## Assignment
Retyping the entries exactly is all that is required.

Source records
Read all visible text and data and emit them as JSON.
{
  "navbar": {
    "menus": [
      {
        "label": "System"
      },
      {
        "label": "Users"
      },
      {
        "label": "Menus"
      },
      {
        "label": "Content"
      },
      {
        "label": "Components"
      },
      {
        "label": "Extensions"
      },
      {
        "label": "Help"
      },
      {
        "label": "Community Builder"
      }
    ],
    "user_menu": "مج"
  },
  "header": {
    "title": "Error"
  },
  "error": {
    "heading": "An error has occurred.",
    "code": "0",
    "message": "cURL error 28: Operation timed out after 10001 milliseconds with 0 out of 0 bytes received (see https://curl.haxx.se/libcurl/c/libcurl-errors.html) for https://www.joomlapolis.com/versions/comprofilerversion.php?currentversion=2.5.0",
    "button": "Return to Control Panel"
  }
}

## Result of this exercise
Read all visible text and data and emit them as JSON.
{
  "navbar": {
    "menus": [
      {
        "label": "System"
      },
      {
        "label": "Users"
      },
      {
        "label": "Menus"
      },
      {
        "label": "Content"
      },
      {
        "label": "Components"
      },
      {
        "label": "Extensions"
      },
      {
        "label": "Help"
      },
      {
        "label": "Community Builder"
      }
    ],
    "user_menu": "مج"
  },
  "header": {
    "title": "Error"
  },
  "error": {
    "heading": "An error has occurred.",
    "code": "0",
    "message": "cURL error 28: Operation timed out after 10001 milliseconds with 0 out of 0 bytes received (see https://curl.haxx.se/libcurl/c/libcurl-errors.html) for https://www.joomlapolis.com/versions/comprofilerversion.php?currentversion=2.5.0",
    "button": "Return to Control Panel"
  }
}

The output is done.